rated - HOT! HOT! HOT!
Michelangelo Antonioni is a great favourite of mine. I love his
leisurely pacing, his characters so tired of life and unable to
communicate with one another, his attention to landscape and
architecture, his use of walls and windows. The Passenger has not been
available to see for years, and now a cinema release precedes the DVD
release which will happen shortly, for its 30th anniversary. But
you've got to see Antonioni at the cinema. You need to see all
that bleakness and emptiness on the big screen.
The passenger is its English language title. In Europe, it was
called Occupation: Reporter,
which describes the main character, Locke (Jack Nicholson, in a
fantastic existential performance. He made this film during his
glory days, when he was slim, cute and dangerous. He had just
filmed The Last Detail and Chinatown and was made One Flew Over the Cuckoo's Nest the
same year as The Passenger (1975).
What a run!
Here he's perfect as David Locke, successful TV journalist who is
trying (without success) to film some guerrillas in northern Africa
(Chad?). But he feels his work is superficial, and despairs of
getting an interview or making a doco that is not coloured by his own
prejudices - even his own self. So when a man of similar build and
looks dies in the next hotel room, he impulsively decides to switch
identities. It's a mad idea, of course, but he's a desperate
man. The man whose identity Locke steals (an early case of
identity theft) turns out to be a gun runner - for those very same
guerrillas. So of course, we can never ever know anyone - a
favourite Antonioni theme.
Much gallivanting around various countrysides and cityscapes
follows. Barcelona features - and in particular Gaudi's
buildings. In one of these Locke (now calling himself Robertson)
picks up luscious Maria Schneider, and they manage to avoid Locke's
wife and producer who are trying to locate Robertson in an effort to
find out more about Locke's "death", while trying to keep Robertson's
This is a stunningly beautiful - and of course mysterious - film, and
it is worth the price of admission just to see the famous final
tracking shot in which a camera goes in and out of a window into a town
square where people do various things that we can't quite hear or
understand, and a learner driver gets in the way. It is one of
the stunning shots that Antonioni always manages to include in his
films - most notably L'Eclisse.
If you missed it at the cinema, get the DVD, but watch it in the dark
on the biggest screen you can!
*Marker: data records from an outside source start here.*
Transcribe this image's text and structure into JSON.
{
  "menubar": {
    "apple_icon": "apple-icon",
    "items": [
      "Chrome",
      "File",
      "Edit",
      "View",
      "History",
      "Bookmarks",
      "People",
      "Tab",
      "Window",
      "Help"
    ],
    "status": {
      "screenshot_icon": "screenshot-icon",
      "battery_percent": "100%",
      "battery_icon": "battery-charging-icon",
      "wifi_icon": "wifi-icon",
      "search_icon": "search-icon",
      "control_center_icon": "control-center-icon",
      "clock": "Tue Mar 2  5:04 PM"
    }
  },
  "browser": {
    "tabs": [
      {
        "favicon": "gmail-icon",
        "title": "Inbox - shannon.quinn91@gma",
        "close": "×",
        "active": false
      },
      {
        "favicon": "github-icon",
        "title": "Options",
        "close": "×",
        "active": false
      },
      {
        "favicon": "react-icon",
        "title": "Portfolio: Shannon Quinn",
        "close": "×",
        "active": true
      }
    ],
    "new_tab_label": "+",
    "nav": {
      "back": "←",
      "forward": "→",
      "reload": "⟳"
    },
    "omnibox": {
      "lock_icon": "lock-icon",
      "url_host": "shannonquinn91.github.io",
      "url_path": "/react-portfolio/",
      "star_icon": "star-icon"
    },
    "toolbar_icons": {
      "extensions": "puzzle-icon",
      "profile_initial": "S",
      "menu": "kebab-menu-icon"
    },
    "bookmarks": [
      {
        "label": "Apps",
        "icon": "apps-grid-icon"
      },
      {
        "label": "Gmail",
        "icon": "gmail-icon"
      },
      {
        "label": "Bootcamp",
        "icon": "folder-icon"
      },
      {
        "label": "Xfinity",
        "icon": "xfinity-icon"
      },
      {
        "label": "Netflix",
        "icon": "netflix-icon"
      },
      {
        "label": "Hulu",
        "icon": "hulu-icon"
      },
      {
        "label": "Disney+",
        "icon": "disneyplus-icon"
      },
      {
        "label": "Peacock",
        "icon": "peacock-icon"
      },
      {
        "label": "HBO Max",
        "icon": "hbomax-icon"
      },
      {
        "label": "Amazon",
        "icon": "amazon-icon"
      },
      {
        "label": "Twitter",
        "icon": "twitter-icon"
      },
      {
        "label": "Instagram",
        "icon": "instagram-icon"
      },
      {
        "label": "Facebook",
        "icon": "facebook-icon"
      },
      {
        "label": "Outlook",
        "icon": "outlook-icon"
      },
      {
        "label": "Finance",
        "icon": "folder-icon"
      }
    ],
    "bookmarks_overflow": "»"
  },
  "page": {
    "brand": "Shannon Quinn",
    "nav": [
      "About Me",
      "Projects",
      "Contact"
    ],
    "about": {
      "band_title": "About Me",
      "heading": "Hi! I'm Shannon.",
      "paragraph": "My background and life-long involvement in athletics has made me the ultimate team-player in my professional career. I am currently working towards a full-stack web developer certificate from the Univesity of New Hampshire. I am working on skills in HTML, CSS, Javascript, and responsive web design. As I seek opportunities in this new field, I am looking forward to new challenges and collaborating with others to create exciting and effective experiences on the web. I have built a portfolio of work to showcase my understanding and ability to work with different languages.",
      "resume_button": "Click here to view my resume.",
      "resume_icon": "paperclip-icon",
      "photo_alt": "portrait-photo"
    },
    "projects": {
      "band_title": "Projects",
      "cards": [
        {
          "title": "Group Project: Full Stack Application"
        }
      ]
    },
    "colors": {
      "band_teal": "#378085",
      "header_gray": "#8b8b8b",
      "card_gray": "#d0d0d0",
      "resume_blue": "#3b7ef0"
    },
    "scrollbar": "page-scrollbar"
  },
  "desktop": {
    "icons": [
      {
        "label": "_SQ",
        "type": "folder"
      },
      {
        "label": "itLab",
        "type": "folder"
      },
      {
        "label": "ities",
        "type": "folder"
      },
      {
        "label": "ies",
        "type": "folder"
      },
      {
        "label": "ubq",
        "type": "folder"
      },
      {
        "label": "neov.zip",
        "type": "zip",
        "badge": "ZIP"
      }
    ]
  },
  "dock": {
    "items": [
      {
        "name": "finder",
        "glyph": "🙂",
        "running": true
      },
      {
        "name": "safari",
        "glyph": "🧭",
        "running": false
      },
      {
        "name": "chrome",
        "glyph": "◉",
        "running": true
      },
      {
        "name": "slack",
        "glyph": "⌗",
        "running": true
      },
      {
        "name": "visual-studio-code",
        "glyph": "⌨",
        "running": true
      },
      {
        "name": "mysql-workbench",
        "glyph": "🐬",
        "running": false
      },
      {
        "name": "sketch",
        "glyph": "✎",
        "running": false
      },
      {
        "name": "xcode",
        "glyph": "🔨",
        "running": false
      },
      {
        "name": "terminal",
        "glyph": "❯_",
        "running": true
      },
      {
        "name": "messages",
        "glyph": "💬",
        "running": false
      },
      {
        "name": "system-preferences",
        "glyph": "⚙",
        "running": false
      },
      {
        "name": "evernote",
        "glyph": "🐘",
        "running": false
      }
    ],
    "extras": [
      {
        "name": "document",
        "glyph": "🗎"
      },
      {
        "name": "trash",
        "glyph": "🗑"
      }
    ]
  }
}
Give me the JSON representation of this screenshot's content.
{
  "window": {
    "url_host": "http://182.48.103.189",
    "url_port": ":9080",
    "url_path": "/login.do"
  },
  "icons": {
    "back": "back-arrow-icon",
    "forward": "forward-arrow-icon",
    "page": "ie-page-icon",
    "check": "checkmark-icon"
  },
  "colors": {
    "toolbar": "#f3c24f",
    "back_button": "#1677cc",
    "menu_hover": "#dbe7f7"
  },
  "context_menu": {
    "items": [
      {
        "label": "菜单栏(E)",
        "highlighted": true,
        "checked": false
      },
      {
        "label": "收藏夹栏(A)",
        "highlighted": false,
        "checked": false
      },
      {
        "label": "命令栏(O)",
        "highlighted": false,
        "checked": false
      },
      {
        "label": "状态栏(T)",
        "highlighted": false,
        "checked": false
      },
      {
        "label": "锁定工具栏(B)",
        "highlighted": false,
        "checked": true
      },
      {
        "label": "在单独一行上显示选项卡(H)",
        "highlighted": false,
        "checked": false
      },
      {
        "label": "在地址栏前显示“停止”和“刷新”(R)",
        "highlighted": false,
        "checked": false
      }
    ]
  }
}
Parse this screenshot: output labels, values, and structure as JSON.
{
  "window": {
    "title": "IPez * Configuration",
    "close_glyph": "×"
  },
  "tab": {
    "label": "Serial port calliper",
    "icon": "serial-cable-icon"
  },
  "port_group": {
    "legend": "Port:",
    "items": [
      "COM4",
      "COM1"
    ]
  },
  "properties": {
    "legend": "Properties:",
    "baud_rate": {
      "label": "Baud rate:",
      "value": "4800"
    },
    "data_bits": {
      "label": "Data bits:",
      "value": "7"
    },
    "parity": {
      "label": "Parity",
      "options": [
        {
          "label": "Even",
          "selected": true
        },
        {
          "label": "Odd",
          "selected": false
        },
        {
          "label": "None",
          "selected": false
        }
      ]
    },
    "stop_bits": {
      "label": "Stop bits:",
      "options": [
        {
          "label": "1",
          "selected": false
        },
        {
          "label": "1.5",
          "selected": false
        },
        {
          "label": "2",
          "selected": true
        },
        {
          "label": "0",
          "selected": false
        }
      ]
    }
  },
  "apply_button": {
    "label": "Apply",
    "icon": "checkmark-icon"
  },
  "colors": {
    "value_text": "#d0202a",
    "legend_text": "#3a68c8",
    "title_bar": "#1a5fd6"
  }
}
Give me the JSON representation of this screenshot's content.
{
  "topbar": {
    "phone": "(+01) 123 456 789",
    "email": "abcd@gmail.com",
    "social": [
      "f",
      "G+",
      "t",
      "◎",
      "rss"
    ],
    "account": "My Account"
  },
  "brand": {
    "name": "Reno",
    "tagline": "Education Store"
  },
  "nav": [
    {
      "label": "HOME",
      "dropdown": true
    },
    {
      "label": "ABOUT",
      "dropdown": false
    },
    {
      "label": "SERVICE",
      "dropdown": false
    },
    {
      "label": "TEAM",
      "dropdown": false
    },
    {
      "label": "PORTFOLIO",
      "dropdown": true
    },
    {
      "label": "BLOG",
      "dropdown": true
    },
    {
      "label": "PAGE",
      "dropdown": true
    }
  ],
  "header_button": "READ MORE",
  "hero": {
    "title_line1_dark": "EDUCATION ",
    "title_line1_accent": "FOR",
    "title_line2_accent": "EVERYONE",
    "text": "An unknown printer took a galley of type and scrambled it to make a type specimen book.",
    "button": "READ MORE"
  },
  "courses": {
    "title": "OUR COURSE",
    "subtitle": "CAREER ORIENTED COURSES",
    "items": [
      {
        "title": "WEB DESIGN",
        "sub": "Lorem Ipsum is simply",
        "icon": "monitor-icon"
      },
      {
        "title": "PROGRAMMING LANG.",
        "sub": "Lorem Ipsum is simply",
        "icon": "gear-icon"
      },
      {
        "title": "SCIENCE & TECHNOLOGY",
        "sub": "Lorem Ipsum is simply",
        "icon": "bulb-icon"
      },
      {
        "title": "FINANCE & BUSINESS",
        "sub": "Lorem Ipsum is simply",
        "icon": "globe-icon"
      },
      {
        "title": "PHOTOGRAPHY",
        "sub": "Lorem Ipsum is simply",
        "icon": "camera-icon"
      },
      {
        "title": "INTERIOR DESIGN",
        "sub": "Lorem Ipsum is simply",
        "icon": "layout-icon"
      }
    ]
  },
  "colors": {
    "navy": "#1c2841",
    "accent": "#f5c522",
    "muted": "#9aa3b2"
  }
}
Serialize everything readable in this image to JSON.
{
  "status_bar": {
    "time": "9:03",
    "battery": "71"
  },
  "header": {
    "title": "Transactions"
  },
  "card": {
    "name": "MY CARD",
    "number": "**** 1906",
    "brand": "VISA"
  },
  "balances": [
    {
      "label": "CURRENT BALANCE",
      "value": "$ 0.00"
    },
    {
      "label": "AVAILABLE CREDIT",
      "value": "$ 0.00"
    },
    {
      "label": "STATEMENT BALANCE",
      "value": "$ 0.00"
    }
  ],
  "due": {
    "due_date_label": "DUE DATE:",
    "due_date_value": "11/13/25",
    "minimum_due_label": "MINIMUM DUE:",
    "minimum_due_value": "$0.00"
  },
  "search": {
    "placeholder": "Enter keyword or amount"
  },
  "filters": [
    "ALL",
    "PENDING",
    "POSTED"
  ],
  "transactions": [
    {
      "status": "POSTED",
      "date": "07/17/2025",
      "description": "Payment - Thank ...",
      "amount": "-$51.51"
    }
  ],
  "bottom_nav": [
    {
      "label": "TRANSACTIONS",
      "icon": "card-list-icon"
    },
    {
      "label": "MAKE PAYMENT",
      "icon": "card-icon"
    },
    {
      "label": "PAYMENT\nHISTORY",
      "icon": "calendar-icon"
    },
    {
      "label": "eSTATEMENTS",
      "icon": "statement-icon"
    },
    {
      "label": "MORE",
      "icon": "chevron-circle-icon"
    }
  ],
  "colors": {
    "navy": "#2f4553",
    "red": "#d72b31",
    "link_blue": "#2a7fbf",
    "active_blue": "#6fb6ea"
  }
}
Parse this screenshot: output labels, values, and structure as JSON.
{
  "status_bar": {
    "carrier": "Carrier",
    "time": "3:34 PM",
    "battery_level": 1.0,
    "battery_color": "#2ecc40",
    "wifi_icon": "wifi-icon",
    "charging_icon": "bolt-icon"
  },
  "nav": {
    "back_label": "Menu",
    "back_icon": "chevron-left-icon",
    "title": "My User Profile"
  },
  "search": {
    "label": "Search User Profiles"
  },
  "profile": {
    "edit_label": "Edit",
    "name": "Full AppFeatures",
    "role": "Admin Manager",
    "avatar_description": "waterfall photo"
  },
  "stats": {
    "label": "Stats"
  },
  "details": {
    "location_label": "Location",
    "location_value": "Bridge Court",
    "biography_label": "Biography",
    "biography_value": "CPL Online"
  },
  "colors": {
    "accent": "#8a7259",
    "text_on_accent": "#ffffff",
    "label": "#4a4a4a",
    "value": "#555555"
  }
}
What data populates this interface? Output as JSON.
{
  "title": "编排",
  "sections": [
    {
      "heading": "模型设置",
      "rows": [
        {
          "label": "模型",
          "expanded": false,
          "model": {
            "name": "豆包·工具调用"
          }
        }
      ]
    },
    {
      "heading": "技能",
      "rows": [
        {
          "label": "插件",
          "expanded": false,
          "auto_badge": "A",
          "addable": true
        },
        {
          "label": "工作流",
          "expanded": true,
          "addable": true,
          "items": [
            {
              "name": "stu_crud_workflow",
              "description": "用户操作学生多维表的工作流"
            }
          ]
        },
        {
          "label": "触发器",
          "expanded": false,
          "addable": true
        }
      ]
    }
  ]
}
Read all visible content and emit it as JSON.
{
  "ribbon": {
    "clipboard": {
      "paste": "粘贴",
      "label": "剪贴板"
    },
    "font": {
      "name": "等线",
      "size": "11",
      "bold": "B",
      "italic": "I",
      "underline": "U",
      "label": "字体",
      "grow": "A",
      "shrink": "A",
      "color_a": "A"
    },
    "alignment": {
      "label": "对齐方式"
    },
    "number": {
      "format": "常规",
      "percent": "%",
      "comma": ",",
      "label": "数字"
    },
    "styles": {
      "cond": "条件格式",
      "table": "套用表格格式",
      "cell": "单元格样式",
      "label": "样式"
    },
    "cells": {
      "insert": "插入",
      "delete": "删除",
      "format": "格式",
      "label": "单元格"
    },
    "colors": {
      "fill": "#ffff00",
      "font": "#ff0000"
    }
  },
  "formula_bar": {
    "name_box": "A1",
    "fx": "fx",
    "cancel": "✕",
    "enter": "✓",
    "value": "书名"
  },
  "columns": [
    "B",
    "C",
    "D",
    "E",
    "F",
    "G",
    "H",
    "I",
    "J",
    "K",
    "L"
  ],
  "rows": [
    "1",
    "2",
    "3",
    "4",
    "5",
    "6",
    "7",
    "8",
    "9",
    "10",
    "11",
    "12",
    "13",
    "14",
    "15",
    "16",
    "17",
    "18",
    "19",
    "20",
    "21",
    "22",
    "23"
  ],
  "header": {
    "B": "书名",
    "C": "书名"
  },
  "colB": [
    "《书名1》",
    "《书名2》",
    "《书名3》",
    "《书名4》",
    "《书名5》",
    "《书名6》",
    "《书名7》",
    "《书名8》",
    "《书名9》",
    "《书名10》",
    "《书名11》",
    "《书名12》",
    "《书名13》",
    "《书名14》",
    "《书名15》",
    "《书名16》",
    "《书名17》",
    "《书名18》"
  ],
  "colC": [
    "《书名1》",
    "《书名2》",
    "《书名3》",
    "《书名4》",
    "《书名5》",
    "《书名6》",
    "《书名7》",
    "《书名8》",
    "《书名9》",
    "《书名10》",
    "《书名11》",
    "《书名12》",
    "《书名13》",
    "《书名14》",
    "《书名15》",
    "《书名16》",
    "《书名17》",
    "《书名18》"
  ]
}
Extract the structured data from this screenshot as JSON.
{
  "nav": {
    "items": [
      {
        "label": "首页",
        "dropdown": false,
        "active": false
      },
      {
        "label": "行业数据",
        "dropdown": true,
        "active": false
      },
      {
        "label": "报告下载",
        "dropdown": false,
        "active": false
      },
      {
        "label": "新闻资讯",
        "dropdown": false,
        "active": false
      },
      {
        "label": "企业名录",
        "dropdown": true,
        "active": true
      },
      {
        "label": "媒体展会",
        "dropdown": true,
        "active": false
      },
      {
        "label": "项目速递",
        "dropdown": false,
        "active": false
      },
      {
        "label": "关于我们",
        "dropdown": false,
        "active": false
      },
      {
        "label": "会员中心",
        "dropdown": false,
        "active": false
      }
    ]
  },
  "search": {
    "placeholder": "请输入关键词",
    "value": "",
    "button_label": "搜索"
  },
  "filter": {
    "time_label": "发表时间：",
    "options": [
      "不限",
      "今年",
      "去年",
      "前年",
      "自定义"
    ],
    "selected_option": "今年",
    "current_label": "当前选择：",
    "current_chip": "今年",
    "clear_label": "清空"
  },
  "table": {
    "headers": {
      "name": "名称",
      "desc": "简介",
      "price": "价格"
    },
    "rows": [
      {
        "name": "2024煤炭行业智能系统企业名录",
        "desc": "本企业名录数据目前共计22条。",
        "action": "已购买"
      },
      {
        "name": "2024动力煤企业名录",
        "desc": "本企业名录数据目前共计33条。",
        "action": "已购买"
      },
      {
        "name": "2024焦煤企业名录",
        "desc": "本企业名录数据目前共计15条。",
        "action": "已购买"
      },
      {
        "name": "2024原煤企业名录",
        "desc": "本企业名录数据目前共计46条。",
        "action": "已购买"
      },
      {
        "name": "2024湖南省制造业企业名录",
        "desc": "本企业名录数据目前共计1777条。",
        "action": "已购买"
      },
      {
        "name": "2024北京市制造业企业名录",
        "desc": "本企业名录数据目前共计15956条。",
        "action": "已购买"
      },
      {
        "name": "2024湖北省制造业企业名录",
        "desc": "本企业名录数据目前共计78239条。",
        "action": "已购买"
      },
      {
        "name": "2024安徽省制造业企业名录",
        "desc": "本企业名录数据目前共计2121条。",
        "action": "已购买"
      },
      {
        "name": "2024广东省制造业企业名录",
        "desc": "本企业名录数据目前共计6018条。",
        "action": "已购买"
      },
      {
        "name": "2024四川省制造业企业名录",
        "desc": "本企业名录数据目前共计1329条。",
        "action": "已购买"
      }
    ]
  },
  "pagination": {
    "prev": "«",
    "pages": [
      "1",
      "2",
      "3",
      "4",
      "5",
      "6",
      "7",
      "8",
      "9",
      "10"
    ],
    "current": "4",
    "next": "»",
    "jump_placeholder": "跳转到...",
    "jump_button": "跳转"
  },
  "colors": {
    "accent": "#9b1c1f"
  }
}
I'm just loving the films of the
60s and 70s at the moment. We weren't afraid of loose ends then.